··· Data records
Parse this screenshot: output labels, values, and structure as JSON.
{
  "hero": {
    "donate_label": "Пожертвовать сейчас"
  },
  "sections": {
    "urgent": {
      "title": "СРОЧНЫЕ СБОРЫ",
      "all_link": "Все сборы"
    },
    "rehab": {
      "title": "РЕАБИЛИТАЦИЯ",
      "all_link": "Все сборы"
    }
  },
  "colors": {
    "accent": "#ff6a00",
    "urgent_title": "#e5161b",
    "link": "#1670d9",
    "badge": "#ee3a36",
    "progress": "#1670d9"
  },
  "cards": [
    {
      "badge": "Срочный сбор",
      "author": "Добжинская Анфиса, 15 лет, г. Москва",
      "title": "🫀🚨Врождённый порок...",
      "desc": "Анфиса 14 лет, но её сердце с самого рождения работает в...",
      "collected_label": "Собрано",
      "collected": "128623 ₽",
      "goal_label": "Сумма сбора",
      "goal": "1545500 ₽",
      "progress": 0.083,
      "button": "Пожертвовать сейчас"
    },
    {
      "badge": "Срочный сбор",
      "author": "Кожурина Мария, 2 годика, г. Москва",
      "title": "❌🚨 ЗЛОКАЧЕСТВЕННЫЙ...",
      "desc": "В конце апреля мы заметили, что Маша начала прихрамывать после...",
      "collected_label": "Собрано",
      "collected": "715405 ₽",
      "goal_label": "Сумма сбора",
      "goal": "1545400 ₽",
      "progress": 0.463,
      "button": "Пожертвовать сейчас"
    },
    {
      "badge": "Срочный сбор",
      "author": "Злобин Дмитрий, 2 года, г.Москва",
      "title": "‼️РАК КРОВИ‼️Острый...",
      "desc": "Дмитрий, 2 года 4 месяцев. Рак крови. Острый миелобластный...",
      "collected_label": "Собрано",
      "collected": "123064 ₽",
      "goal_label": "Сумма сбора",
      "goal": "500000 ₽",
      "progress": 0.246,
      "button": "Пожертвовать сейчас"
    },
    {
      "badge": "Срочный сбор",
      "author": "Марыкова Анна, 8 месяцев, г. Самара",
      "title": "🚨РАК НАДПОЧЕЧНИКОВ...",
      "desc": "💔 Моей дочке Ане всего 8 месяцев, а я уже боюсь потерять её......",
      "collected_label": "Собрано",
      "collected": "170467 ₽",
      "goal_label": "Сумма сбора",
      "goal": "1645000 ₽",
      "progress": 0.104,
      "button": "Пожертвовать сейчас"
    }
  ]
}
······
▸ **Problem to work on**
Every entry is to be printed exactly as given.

▸ **Task output**
Parse this screenshot: output labels, values, and structure as JSON.
{
  "hero": {
    "donate_label": "Пожертвовать сейчас"
  },
  "sections": {
    "urgent": {
      "title": "СРОЧНЫЕ СБОРЫ",
      "all_link": "Все сборы"
    },
    "rehab": {
      "title": "РЕАБИЛИТАЦИЯ",
      "all_link": "Все сборы"
    }
  },
  "colors": {
    "accent": "#ff6a00",
    "urgent_title": "#e5161b",
    "link": "#1670d9",
    "badge": "#ee3a36",
    "progress": "#1670d9"
  },
  "cards": [
    {
      "badge": "Срочный сбор",
      "author": "Добжинская Анфиса, 15 лет, г. Москва",
      "title": "🫀🚨Врождённый порок...",
      "desc": "Анфиса 14 лет, но её сердце с самого рождения работает в...",
      "collected_label": "Собрано",
      "collected": "128623 ₽",
      "goal_label": "Сумма сбора",
      "goal": "1545500 ₽",
      "progress": 0.083,
      "button": "Пожертвовать сейчас"
    },
    {
      "badge": "Срочный сбор",
      "author": "Кожурина Мария, 2 годика, г. Москва",
      "title": "❌🚨 ЗЛОКАЧЕСТВЕННЫЙ...",
      "desc": "В конце апреля мы заметили, что Маша начала прихрамывать после...",
      "collected_label": "Собрано",
      "collected": "715405 ₽",
      "goal_label": "Сумма сбора",
      "goal": "1545400 ₽",
      "progress": 0.463,
      "button": "Пожертвовать сейчас"
    },
    {
      "badge": "Срочный сбор",
      "author": "Злобин Дмитрий, 2 года, г.Москва",
      "title": "‼️РАК КРОВИ‼️Острый...",
      "desc": "Дмитрий, 2 года 4 месяцев. Рак крови. Острый миелобластный...",
      "collected_label": "Собрано",
      "collected": "123064 ₽",
      "goal_label": "Сумма сбора",
      "goal": "500000 ₽",
      "progress": 0.246,
      "button": "Пожертвовать сейчас"
    },
    {
      "badge": "Срочный сбор",
      "author": "Марыкова Анна, 8 месяцев, г. Самара",
      "title": "🚨РАК НАДПОЧЕЧНИКОВ...",
      "desc": "💔 Моей дочке Ане всего 8 месяцев, а я уже боюсь потерять её......",
      "collected_label": "Собрано",
      "collected": "170467 ₽",
      "goal_label": "Сумма сбора",
      "goal": "1645000 ₽",
      "progress": 0.104,
      "button": "Пожертвовать сейчас"
    }
  ]
}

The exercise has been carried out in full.